Growing Pell-Mell

America is going bankrupt, in large part due to a vast and ever-growing array of federal aid programs. One of these that has expanded enormously in recent years is the federal Pell Grant Program. Started in 1972 to help poor students pay for college, Pell now extends well beyond the original intention.

The amount of money given to each individual student has stayed largely flat over the program’s four decades of existence. But the number of students in the Pell Grant Program has grown so vast that currently about 60 percent of undergraduate students in the country are receiving stipends from it. At some schools, upwards of 80 percent of students receive Pell grants; in other words, only one in five students at those schools doesn’t get one. As a result, the nation is spending billions on the program—nearly $42 billion in 2012.  Pell grants are the biggest expenditure of the Department of Education.

Much of that increase is quite recent. In the short span between 2008 and 2010, Pell grants roughly doubled, with total disbursements growing from $18 billion to $36 billion. The number of grant recipients grew from 4.1 million in 2000 to 9.6 million in 2010—when there were only 16 million undergraduates in the country. Though not technically an entitlement program, it has become a de facto entitlement—everyone who qualifies gets a grant, regardless of budgeted funding.

What are we getting for all that money? The latest Pope Center report, Pell Grants: Where Does All the Money Go?  by my colleague Jenna Ashley Robinson and me, indicates that the answer is not very much.

There are two major problems with the program: Not only has it expanded to cover more than half of all students, but almost anyone—regardless of academic background—can qualify. Recipients must meet only a minimal academic standard: obtaining a high school diploma or the equivalent. There are no minimum SAT scores or GPAs.

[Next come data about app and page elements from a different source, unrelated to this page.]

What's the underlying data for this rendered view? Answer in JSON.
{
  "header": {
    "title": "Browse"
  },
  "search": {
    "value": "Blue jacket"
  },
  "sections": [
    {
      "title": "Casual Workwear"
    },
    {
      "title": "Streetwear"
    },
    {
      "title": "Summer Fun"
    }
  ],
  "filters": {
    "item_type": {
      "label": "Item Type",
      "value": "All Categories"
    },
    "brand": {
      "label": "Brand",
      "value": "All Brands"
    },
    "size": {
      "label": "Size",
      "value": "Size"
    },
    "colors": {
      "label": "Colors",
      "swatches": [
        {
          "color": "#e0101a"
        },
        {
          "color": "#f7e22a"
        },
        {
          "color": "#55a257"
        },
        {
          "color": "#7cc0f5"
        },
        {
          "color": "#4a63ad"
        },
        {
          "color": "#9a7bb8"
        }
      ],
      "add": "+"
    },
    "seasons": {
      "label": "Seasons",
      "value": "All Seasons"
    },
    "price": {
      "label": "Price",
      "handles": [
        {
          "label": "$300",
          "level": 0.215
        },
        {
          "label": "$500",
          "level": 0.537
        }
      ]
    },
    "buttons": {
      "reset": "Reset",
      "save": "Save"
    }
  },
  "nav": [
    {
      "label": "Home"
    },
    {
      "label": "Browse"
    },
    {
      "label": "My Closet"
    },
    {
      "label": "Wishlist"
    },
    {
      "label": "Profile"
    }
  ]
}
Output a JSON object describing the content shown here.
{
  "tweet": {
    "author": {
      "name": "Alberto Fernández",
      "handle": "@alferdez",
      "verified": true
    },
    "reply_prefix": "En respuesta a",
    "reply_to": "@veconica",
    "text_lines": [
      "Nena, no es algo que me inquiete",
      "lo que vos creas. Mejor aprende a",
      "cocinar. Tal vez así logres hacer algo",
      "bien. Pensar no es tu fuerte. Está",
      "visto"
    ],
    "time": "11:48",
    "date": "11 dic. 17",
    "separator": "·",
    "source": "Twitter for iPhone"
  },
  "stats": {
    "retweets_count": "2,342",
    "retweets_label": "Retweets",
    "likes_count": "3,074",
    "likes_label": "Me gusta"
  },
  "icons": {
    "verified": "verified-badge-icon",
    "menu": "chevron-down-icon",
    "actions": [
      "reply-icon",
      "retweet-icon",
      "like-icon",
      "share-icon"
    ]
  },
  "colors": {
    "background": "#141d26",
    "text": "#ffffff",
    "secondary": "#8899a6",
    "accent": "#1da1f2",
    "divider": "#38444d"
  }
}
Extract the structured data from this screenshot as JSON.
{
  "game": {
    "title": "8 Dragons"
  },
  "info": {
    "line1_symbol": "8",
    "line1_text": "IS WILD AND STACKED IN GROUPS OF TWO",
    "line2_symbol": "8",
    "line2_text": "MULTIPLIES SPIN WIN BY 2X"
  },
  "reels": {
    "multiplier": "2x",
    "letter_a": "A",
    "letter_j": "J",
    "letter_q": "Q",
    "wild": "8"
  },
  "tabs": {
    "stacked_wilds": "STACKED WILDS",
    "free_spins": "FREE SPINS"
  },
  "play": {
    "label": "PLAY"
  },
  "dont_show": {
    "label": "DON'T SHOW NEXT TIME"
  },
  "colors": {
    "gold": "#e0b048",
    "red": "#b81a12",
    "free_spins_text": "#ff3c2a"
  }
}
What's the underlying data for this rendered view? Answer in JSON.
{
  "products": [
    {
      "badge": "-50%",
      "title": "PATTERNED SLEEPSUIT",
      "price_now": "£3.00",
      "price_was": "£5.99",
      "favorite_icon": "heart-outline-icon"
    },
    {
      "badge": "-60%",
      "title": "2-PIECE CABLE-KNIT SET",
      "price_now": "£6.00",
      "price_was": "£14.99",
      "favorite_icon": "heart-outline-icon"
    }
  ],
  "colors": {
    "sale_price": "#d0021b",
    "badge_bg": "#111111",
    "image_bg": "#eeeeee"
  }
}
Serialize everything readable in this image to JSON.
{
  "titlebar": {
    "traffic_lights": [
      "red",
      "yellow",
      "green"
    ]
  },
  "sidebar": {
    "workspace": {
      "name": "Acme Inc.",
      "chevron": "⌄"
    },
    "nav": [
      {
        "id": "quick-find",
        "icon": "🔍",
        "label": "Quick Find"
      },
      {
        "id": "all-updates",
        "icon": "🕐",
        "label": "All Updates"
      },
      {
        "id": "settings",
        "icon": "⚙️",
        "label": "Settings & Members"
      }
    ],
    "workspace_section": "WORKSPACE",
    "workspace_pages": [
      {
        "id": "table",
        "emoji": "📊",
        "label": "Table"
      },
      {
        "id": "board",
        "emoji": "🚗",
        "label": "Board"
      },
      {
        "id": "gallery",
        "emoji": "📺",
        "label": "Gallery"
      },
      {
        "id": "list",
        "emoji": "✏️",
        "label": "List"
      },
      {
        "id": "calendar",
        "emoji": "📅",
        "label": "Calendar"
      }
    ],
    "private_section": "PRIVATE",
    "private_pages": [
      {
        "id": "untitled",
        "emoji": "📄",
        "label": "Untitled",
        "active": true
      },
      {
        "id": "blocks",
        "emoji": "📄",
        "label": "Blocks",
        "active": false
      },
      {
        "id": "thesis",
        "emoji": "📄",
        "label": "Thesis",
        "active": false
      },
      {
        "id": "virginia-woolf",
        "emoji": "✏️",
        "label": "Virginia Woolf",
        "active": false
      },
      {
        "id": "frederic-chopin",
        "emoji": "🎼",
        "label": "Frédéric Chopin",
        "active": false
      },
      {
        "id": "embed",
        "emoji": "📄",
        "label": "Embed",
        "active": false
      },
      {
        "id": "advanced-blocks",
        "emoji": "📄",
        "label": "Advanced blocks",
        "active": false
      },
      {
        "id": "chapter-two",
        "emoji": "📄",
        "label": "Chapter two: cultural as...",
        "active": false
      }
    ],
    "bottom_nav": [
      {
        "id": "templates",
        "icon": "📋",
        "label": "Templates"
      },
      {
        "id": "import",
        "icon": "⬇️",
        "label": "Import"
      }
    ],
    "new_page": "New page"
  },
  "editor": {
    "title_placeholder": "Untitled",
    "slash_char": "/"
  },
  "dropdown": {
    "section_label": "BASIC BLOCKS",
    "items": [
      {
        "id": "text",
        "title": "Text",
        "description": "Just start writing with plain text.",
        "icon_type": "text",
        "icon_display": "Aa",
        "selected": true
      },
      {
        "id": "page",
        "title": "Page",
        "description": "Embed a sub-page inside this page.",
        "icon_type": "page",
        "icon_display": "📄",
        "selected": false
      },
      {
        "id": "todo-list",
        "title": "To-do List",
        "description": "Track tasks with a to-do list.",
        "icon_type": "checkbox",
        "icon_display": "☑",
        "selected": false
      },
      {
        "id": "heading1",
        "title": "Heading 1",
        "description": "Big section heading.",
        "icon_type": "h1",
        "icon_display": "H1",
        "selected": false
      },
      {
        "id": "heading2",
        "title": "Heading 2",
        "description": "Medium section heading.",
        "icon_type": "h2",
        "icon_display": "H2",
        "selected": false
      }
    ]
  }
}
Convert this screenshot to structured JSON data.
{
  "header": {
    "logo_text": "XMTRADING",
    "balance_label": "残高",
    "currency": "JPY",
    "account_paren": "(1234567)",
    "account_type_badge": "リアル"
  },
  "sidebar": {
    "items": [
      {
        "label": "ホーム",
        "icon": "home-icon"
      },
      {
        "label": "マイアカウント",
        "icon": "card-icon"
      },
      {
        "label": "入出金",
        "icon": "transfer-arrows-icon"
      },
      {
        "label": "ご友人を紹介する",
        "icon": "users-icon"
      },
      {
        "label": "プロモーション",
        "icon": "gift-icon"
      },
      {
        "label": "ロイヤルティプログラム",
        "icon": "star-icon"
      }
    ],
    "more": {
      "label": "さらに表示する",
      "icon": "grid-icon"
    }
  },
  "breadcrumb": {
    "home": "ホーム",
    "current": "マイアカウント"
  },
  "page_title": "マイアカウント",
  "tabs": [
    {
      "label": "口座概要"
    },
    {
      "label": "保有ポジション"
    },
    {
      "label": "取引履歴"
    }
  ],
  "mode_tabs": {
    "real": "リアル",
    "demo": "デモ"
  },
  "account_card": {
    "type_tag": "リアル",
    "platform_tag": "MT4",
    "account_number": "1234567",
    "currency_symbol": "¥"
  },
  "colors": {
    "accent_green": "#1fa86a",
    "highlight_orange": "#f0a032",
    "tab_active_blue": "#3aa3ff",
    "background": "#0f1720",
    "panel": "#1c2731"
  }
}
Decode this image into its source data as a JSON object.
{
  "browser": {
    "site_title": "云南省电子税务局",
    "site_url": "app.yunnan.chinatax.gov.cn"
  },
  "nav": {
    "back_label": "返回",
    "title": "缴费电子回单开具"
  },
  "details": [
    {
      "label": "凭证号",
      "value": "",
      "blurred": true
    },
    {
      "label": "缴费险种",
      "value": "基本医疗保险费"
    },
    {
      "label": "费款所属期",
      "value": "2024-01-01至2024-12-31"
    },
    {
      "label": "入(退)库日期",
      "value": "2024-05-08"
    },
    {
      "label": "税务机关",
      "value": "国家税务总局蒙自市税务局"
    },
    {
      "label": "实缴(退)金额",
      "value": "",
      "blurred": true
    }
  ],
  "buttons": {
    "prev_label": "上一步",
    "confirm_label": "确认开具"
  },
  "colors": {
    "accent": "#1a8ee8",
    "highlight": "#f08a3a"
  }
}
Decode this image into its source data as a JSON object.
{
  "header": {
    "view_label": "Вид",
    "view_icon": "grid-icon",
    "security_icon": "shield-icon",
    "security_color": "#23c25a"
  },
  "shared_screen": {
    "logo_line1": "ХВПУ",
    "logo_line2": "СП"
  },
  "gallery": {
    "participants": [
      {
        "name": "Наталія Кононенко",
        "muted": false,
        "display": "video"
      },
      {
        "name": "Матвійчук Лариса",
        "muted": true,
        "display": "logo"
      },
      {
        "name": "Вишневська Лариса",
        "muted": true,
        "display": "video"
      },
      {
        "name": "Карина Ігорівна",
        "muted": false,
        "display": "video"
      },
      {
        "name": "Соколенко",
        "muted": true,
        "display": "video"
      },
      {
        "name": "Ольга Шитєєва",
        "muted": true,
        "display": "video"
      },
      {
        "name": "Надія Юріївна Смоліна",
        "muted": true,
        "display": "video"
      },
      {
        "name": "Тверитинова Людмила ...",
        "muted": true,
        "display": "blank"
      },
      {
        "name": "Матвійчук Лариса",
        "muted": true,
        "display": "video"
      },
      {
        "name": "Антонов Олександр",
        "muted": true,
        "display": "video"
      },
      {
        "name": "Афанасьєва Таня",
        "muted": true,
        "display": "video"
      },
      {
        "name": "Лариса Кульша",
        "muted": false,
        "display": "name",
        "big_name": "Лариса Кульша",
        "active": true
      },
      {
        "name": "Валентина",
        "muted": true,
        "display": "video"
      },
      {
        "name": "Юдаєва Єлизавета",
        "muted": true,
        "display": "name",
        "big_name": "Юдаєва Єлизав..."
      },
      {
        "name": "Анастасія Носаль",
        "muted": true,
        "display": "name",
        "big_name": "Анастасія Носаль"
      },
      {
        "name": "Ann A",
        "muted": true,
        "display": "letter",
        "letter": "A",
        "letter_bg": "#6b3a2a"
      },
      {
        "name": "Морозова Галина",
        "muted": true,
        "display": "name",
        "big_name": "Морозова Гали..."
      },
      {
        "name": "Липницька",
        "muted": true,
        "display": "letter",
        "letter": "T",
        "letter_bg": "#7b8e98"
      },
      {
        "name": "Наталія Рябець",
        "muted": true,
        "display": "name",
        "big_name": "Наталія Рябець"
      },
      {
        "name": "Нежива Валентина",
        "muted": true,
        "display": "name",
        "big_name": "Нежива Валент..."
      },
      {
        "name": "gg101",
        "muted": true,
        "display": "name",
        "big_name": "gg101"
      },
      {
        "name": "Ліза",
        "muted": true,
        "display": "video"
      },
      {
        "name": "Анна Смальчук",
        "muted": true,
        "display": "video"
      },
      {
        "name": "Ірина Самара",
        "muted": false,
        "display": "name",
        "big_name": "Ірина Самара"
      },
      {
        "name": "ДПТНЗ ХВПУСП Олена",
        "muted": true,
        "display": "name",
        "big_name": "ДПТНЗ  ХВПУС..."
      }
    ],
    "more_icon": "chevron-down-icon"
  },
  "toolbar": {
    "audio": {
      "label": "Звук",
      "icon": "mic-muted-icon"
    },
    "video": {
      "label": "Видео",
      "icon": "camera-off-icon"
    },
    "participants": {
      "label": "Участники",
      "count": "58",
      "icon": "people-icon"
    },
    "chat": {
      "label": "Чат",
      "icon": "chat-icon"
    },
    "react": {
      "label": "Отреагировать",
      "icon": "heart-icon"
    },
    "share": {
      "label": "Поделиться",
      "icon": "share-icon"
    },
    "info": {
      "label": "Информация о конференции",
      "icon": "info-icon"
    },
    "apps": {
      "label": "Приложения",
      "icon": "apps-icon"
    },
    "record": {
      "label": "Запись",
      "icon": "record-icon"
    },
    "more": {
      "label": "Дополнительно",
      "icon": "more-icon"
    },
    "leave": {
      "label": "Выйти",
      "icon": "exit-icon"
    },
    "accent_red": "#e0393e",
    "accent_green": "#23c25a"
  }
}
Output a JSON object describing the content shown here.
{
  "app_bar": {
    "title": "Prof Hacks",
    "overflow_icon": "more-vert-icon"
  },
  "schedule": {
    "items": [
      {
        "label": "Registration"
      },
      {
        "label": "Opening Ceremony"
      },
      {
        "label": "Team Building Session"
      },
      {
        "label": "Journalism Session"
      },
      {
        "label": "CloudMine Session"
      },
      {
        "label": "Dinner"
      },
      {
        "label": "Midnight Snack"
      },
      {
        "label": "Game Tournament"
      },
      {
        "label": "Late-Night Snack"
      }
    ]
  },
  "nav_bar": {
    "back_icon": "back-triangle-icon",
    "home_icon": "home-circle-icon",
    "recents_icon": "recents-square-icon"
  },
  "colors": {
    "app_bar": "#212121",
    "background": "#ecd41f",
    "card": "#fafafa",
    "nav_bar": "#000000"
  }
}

Consequently, many grant recipients go to college but flunk out or lose interest, often going deep into debt at the same time.

That doesn’t mean that Pell is completely ineffective. Our review of existing research on Pell grants shows that Pell grants have helped to attract more poor students into college. The problem is that they haven’t been much help in getting them to graduation.

The federal government does not regularly publish graduation rates for Pell recipients. Thus, we don’t know precisely how well recipients do.

What we do know is that low-income students (the supposed focus of Pell grants) aren’t graduating at better rates since the program began in 1972. Since 1970, the percentage of high school graduates from the bottom income quartile going to college has increased by about 60 percent—a substantial amount. However, the percentage of those students who received a bachelor’s degree by age 24 actually decreased from 21.9 to 19.9 percent.

The legislation that founded and expanded the Pell program over time apparently assumed that providing access was the same as enabling students to graduate. But now we know that there’s a vast difference.

Moreover, although available data suggest Pell grants are more effective when targeted to genuinely low-income students, the grants are increasingly going to middle-income families. With 6 percent of Pell recipients in 2009-10 coming from a family with income over $50,000, the grant is losing its effectiveness.

Perhaps most distressing of all, a number of studies show that the Pell program is actually contributing to higher tuition, working against the initial reason for which it was set up. This phenomenon is known as the “Bennett Hypothesis,” after former secretary of education William J. Bennett. The scientific literature on the subject was recently collected and refined in a paper from the Center for College Affordability and Productivity titled “Bennett Hypothesis 2.0” by Andrew Gillen. Gillen’s thesis is that programs that target the genuinely poor usually don’t lead to higher tuition prices, but when money is given to everyone, colleges raise their tuition. They can capture more revenue without causing more students to seek an education elsewhere.

While Pell began as a program of the first variety, targeted to the poor, it is becoming one of the second type, driving up the cost of college.

The problem with Pell, then, is that it has grown out of control. To rein it back in, we must:

  • Target the grants to low-income students
  • Target the grants to well-prepared students
  • Require the federal government to regularly track the performance of Pell recipients.

With these steps, this enormous federal expenditure can begin to make sense.